Shoki Mokobane, statistics and research population unit manager, said a survey by the department found there was an increase on number of teenage girls crossing the border to terminate pregnancies.
They come in large numbers to Lephalale hospital and neighbouring clinics for abortion, she said.
They said in their country it is not allowed to terminate pregnancy, it is regarded as crime.
Abortion opposed in Botswana
Mokobane said health officials helped the girls because South African policy had a directive that everybody should have access to health care.
She said the girls spent about three weeks in South Africa recovering from operations before returning to their country.
Botswana opposes the termination of pregnancy, while South Africa passed legislation in 1996 allowing it.
The research also revealed that mothers, particularly Zimbabweans, were abandoning their babies shortly after giving birth at Musina hospital.
Government budget stressed
The study was launched in September after the department noticed an increase in the consumption of health materials in border clinics and hospitals.
Mokobane said the research focused on three hospitals – Phalaborwa, Musina and Lephalele – at major entry points for immigrants.

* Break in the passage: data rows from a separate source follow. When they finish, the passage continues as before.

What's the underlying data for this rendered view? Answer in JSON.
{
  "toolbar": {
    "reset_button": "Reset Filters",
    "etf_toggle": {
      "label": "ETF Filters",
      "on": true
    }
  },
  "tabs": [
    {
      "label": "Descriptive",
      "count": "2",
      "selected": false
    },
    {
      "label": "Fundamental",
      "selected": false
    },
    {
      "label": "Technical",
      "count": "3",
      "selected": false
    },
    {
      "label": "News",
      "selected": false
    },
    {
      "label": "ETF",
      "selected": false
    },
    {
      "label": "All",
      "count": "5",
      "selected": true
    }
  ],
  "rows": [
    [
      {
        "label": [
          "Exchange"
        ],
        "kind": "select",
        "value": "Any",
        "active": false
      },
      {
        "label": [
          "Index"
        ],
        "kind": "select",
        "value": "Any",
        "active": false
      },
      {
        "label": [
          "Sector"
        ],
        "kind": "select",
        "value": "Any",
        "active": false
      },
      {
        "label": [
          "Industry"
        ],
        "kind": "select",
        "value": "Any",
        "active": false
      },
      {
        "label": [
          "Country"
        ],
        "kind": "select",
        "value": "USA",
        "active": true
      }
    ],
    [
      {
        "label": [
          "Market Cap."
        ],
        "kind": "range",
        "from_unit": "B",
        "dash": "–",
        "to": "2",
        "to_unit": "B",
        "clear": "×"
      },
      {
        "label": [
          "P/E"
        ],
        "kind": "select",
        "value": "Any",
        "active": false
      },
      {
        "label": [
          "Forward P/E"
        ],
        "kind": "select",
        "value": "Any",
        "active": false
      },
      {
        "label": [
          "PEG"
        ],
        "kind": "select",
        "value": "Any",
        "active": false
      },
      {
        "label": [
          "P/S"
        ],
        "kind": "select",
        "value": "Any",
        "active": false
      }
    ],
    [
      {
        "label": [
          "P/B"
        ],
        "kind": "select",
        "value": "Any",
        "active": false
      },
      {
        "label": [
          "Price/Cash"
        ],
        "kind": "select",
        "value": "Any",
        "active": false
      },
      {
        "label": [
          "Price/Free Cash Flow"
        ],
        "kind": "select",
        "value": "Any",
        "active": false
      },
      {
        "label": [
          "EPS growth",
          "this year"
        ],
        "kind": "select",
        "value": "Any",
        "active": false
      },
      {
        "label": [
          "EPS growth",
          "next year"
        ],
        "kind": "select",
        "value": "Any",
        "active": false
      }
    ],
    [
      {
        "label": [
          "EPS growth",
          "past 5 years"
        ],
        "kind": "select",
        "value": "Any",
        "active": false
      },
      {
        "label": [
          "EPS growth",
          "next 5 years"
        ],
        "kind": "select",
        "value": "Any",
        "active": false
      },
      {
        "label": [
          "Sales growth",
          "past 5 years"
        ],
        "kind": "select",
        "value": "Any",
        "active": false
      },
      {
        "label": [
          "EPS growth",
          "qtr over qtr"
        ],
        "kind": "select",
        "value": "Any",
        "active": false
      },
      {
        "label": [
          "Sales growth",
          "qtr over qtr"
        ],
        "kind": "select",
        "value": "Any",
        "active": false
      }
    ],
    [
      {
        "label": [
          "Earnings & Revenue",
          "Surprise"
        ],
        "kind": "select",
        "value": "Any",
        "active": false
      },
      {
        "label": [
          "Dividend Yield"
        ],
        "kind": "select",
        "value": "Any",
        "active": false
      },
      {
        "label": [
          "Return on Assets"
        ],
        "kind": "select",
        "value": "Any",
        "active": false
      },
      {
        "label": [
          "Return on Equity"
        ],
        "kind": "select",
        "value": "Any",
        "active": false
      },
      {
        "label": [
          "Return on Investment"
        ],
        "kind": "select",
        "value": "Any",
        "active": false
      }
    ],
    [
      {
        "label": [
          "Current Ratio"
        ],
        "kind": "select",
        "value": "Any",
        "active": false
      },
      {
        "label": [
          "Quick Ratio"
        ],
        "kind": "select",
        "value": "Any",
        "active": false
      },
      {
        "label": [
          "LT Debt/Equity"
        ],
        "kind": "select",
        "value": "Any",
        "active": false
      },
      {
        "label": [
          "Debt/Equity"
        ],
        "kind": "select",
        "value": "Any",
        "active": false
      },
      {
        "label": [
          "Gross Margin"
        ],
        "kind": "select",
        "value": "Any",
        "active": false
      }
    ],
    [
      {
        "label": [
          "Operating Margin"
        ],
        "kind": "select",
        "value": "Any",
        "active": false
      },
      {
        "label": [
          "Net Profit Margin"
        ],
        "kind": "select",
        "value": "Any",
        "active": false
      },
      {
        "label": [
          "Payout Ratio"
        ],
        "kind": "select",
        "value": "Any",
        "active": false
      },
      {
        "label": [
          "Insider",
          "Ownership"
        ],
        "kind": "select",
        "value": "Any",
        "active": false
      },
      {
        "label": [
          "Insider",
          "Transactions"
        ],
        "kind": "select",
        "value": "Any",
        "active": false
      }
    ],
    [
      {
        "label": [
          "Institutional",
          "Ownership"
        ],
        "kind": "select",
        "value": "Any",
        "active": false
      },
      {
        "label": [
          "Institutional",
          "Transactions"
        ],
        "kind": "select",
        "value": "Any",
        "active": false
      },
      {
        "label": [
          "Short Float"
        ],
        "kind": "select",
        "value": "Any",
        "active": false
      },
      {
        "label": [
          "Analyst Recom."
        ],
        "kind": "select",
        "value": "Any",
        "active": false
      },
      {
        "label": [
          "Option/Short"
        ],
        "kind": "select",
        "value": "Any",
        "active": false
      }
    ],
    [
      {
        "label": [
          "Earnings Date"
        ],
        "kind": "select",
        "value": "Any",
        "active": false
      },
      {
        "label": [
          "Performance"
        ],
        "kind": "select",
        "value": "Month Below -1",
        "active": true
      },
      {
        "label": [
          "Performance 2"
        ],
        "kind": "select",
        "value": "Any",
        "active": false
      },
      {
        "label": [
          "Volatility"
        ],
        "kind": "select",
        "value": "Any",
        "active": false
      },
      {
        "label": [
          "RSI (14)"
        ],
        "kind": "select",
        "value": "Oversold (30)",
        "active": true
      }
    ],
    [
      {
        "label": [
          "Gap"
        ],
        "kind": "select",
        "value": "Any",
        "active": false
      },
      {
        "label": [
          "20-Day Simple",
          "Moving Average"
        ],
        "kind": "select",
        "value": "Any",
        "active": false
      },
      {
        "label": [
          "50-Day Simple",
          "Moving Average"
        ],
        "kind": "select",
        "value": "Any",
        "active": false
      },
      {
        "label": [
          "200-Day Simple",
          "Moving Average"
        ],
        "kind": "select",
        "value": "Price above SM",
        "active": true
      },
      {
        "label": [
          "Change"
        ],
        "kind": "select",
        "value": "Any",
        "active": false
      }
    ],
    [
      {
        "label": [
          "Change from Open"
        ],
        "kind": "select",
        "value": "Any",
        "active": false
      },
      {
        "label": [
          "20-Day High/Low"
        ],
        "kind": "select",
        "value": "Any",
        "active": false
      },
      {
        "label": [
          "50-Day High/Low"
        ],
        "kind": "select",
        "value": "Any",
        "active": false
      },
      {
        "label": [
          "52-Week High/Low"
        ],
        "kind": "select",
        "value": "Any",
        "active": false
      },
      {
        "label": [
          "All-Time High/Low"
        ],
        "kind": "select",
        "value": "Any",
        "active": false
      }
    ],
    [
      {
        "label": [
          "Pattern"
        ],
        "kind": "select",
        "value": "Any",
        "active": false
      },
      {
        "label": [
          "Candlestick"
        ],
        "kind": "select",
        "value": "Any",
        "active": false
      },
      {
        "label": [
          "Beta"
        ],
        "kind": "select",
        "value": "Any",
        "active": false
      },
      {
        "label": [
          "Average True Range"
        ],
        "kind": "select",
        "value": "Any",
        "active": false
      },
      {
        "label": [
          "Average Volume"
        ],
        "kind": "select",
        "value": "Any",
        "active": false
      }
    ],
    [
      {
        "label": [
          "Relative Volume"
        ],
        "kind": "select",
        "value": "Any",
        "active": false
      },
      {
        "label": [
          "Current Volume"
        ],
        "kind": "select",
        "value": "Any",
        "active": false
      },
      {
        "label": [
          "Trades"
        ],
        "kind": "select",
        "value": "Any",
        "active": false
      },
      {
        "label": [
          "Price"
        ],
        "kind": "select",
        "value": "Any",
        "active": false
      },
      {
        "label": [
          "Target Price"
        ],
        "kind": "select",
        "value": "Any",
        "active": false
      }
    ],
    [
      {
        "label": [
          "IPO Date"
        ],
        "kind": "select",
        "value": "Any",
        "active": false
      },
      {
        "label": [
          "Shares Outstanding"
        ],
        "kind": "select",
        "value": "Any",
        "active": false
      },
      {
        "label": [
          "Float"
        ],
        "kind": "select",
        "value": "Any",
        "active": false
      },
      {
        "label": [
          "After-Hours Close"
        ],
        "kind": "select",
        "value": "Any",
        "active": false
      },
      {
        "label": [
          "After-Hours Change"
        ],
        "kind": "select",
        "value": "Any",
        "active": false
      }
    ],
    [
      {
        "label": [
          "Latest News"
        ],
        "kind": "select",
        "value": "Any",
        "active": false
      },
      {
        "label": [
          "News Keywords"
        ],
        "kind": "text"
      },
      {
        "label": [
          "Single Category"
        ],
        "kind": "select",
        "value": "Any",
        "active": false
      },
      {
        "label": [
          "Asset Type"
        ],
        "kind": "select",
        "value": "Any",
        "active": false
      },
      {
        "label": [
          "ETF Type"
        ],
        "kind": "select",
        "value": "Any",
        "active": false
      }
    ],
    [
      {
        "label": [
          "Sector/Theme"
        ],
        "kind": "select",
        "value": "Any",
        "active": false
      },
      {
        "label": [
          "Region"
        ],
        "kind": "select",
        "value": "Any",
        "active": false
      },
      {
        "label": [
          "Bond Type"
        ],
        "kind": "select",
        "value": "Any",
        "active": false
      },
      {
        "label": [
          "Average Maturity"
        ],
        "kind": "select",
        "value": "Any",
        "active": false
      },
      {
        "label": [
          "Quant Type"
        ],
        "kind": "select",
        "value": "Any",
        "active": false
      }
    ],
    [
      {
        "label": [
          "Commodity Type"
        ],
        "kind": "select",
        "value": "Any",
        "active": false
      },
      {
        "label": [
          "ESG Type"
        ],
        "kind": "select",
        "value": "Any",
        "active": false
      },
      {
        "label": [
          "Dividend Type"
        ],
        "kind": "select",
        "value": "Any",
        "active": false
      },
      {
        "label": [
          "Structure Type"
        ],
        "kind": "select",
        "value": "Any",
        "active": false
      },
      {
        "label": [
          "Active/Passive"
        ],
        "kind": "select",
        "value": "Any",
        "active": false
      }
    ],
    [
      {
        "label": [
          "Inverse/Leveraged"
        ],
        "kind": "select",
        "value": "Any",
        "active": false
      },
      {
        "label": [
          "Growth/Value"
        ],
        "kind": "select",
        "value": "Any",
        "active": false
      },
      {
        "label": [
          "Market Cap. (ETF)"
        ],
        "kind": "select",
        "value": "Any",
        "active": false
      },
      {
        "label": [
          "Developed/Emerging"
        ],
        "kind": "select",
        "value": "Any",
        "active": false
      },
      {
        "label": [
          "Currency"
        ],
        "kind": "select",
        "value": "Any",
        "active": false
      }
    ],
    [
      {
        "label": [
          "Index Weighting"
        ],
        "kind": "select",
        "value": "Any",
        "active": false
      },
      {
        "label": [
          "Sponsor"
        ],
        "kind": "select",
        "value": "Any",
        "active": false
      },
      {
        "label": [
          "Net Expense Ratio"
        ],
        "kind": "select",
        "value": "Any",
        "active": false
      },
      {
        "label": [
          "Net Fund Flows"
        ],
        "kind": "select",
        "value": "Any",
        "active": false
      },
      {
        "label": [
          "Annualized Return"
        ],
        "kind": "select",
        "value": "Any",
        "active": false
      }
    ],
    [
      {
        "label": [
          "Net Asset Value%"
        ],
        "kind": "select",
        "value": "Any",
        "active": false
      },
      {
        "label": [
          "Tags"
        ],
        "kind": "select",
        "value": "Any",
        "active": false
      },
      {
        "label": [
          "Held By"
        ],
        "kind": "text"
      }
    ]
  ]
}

She said the increase in foreigners in accessing South African health care was stressing the government budget.
(Sapa, November 2011)